Sigh. To paraphrase John Lennon, imagine there’s no Destiny USA – well, actually you don’t have to imagine. You have to do the opposite of imagine. I guess that would be recognizing reality. But as I think Bob Niedt was driving at today on Storefront, imagine if “Destiny” wasn’t greedily dominating the economic development agenda in Syracuse today. So much could - and I emphasize could – be different…


In the other big story, upon the recommendation of the selection committee, Mayor Driscoll announced the official choice for the Connective Corridor design team –Field Operations with CLEAR. Ok, great news, the C2 is going forward. But let’s do our due diligence on the design team:

Field Operations – a consultancy led by James Corner, chair of the Landscape Architecture Dept. at the University of Pennsylvania. Seems like Mr. Corner has some serious street cred, but I’m concerned by his firm’s website – it’s obnoxiously designed, with a “look what we can do” style, while practically inaccessible to the casual user. Hope the C2 design will fare better…

ARUP – this a serious, global design and engineering consultancy; I think we can feel pretty good about their involvement in the project.

L'Observatoire International – a lighting company that, by the barebones website, might be just getting off the ground. Still, they look professional, at least.

Donald J. Leopold – an ecology consultant and professor at SUNY ESF here in town. One of my sisters happens to be a close friend of Dr. Leopold’s son, but all I really know about him is that he is exceeding intelligent, and is an expert in dendrology, which, as everyone knows, is the study of trees. As a distinguished faculty member at ESF, and a landscape expert, Dr. Leopold seems a good fit with the team.

Solid credentials all, but the proof of the team will be in the design, and the execution. I’ve said it before, the Connective Corridor could be a tremendous asset for the city, combining practical transportation solutions with a healthy dollop of art and culture. But if it turns into an esoteric, post-modern, inaccessible…thing…well, let’s just work with the assumption that that won’t happen.

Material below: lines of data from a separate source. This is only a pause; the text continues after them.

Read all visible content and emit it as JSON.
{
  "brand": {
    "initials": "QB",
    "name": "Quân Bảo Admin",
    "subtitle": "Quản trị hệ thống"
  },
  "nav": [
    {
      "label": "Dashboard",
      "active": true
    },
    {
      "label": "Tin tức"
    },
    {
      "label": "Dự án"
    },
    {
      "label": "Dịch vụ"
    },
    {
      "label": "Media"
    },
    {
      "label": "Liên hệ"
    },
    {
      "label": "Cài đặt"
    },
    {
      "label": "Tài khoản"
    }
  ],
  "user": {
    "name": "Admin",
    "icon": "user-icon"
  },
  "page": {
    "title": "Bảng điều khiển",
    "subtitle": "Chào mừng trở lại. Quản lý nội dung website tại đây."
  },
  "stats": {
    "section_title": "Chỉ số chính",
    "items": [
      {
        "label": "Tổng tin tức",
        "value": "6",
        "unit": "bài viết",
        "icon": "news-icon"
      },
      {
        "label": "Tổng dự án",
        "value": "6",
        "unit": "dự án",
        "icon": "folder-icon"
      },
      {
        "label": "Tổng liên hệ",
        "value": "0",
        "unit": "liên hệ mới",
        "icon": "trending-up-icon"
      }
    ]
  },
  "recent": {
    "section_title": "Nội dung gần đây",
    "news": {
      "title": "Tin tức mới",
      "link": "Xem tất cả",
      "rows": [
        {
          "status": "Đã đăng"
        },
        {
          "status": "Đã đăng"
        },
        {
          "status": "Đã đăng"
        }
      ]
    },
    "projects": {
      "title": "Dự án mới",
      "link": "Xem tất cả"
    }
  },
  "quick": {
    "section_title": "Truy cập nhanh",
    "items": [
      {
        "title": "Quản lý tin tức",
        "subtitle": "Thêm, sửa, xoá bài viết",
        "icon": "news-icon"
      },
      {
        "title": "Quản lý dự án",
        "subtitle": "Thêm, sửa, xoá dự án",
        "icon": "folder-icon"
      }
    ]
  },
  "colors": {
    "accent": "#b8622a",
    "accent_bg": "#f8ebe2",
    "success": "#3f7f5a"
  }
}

For anyone who’s stuck with us during our couple week hiatus – thanks! We’re back at full steam (for real this time).